Dazzling Visual Effects Bring MUMMY To Life
A sacred tomb. Buried treasure. An ancient priest filled with rage. Looks like a job for Indiana Jones, right? Not this time. It’s Brendan Fraser who saves the day in The Mummy, an entertaining, but over-long, homage to those old Saturday matinee adventure films.
As a result of his quirky performances in George of the Jungle and Blast From the Past, this appealing star has developed quite a following among youngsters everywhere. At the George of the Jungle world premiere in San Diego’s Wild Animal Park, Fraser seemed more Pied Piper than actor as children surrounded him during the entire event. While this third film version of The Mummy may be too scary for very young kiddies, others will enjoy watching Fraser in his first role as an action hero. His cynical, tongue-in-cheek humor gives this wild ride of a movie its touch of reality. .
Fraser plays a former member of the French Foreign Legion facing the wrath of an Egyptian priest entombed with flesh-eating bugs for over 3,000 years. (Don’t you hate it when that happens?). Opening scenes of horror in the Thebes of 3,000 B.C. lay the groundwork for the Mummy’s fury. They depict a doomed affair between the priest and the Pharaoh’s mistress. Moving to the 1920s, Fraser’s garrison comes across ruins of the lovers’ tomb. Later, in Cairo, a beautiful librarian (Rachel Weisz) and her brother (John Hannah) obtain Fraser’s help in trying to locate a sacred book made of pure gold they believe is hidden among those ruins. Naturally (or supernaturally?), all sorts of mysterious forces are unleashed during their search for this treasure.
As the latest Mummy, Arnold Vosloo has lots of help from the magic of technology --- more than either Boris Karloff or Lon Chaney Jr. could count on in earlier portrayals. Director Stephen Sommers (Rudyard Kipling’s Jungle Book) included 141 computer-animated shots enhancing the mummified priest’s frightening antics. This is, indeed, a Mummy with an ATTITUDE --- one who eats human body parts, causes plagues of locusts, massive dust storms, and epidemics of gruesome boils and sores. In one fantastic scene, his giant head of sand actually devours an airplane in flight.
Finally, this demonic creature makes a fatal mistake. He wants the fetching librarian for a human sacrifice to bring back his long-dead girl friend. But by this time, Fraser has fallen for her, and no self-respecting action-hero lets a Mummy take his sweetie. It’s all great fun --- just a little too much of it. With more disciplined editing and elimination of extraneous characters, The Mummy would be a more satisfying movie. Still, vierwers who enjoy mind-blowing special effects should not miss this technically amazing film. And that’s a wrap! (Sorry, just couldn’t resist it.)

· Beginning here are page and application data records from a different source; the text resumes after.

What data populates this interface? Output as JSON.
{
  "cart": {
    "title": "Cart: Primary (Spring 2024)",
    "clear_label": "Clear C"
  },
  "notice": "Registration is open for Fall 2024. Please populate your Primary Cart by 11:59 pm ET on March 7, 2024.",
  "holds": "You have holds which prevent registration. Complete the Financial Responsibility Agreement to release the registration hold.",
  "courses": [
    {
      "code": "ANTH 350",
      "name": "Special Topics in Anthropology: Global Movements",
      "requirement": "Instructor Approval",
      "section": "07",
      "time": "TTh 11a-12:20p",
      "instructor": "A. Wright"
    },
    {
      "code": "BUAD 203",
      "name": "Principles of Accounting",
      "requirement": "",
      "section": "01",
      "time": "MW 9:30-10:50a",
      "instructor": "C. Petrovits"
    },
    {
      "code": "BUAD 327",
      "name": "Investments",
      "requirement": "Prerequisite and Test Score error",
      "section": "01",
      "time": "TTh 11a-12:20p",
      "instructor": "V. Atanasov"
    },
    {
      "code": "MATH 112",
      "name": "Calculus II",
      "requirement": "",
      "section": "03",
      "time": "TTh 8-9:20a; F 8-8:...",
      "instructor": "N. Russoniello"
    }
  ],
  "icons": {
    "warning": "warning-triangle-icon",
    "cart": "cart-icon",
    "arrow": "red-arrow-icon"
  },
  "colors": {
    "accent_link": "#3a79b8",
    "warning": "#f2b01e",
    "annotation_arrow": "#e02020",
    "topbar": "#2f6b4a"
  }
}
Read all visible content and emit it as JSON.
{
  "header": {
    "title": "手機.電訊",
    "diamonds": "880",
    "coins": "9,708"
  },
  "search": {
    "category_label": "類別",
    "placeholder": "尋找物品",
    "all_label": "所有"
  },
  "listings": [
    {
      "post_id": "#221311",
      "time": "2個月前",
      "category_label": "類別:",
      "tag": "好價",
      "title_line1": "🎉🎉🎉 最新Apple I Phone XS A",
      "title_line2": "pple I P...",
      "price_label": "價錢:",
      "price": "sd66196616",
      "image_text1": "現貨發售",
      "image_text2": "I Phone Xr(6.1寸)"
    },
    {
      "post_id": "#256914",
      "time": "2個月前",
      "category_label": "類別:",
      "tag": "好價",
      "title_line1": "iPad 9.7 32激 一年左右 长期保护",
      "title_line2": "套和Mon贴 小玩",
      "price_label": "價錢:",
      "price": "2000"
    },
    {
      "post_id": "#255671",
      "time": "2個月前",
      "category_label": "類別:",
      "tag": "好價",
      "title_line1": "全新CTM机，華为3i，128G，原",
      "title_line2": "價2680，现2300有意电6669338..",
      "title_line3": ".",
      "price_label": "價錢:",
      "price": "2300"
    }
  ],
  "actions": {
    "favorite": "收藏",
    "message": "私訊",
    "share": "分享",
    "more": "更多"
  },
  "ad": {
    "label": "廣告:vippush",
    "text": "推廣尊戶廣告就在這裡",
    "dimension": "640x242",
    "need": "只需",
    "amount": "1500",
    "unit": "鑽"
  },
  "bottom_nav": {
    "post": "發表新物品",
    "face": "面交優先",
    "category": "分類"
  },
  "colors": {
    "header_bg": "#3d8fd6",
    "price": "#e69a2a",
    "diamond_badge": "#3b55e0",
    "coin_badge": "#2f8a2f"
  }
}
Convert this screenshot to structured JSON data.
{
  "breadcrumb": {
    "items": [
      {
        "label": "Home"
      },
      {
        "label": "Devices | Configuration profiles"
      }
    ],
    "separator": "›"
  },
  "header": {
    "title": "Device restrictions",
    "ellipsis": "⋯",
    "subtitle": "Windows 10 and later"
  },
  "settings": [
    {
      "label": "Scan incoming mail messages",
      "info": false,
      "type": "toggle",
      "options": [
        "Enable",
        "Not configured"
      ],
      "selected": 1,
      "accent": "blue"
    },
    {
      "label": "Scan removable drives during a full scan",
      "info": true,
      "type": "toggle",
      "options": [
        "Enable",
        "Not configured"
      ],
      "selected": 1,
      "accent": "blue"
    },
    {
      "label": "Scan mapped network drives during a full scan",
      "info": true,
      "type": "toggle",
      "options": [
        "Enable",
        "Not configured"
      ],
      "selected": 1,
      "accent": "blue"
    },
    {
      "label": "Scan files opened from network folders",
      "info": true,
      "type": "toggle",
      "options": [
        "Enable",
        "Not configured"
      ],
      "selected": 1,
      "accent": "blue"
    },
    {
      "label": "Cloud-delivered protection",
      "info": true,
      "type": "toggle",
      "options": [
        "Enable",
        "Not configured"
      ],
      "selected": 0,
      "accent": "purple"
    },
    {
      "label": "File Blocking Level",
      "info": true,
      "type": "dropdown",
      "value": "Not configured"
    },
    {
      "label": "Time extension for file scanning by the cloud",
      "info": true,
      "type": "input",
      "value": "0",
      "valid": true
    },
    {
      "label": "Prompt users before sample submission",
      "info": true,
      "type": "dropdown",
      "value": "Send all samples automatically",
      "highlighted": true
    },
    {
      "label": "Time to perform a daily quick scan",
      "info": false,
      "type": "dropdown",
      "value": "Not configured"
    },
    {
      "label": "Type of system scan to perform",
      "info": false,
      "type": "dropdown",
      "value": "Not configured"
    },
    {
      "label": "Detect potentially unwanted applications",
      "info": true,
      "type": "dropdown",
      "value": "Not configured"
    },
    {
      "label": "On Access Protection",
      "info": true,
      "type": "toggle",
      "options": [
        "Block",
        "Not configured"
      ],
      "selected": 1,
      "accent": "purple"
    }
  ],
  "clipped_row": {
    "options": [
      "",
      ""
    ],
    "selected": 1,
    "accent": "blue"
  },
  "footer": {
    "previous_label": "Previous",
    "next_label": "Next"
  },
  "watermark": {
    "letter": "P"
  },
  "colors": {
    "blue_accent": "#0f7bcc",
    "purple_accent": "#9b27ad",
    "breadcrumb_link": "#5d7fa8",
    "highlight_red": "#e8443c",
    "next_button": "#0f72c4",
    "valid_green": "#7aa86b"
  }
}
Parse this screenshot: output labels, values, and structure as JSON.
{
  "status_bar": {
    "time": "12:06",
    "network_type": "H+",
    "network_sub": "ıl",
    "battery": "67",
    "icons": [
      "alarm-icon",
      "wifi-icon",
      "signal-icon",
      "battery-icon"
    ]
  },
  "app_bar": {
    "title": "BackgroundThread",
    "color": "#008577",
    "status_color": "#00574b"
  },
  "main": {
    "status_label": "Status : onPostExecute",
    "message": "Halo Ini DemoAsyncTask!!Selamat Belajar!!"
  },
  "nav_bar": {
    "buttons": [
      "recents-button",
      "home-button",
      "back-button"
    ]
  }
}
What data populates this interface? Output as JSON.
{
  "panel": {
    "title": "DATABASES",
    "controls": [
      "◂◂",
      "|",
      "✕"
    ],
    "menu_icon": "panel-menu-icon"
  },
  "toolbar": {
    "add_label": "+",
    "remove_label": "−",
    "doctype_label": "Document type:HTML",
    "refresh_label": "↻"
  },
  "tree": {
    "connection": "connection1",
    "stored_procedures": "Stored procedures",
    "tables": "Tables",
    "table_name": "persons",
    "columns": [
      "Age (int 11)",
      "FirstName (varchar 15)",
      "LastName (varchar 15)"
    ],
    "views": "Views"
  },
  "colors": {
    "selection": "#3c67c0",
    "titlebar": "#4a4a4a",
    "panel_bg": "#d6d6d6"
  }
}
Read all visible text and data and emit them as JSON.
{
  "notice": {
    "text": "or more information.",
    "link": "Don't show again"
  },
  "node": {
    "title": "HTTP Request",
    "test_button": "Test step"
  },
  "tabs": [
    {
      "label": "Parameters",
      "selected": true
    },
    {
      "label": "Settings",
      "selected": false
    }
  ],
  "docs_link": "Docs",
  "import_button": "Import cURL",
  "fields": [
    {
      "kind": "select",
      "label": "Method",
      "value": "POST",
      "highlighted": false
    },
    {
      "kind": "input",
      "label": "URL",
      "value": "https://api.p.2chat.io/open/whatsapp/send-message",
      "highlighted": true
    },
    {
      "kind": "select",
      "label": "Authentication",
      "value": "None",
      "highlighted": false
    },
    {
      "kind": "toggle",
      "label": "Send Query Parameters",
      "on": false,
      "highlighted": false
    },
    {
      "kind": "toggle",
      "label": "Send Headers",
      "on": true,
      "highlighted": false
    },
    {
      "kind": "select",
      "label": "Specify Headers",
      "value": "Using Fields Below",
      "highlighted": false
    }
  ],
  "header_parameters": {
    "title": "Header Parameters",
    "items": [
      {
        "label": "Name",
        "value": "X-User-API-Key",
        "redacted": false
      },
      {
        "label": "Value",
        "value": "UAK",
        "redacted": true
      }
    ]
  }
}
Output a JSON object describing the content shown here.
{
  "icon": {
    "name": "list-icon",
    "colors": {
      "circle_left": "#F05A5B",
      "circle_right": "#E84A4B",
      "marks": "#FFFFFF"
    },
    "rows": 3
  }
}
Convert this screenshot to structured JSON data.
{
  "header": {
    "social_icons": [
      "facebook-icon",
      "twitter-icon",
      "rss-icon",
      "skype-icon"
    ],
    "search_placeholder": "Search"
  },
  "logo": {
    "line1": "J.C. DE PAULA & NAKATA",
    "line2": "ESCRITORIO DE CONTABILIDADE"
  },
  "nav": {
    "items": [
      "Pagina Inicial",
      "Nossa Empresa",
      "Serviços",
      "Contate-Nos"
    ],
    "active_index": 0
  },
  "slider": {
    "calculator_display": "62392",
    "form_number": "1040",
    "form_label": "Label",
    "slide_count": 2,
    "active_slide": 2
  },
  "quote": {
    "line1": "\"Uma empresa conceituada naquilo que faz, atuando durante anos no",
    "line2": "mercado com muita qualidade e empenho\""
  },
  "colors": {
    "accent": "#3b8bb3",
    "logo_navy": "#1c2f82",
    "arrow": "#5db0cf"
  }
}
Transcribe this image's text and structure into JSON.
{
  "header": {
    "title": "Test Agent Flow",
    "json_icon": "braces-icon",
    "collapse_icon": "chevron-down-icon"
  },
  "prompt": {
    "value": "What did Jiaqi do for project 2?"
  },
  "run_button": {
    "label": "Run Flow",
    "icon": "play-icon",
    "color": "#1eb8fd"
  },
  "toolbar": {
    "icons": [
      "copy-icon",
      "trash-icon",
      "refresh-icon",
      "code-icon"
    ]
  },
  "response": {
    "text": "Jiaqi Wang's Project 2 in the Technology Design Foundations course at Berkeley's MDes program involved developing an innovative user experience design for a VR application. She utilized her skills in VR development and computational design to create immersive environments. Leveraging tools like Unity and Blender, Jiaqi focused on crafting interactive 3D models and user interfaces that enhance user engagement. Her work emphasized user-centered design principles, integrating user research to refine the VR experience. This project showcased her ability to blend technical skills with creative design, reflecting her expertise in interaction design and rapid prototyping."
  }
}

( Released by Universal Pictures, The Mummy is rated 'PG-13' for fantasy, violence and gore plus brief strong language.)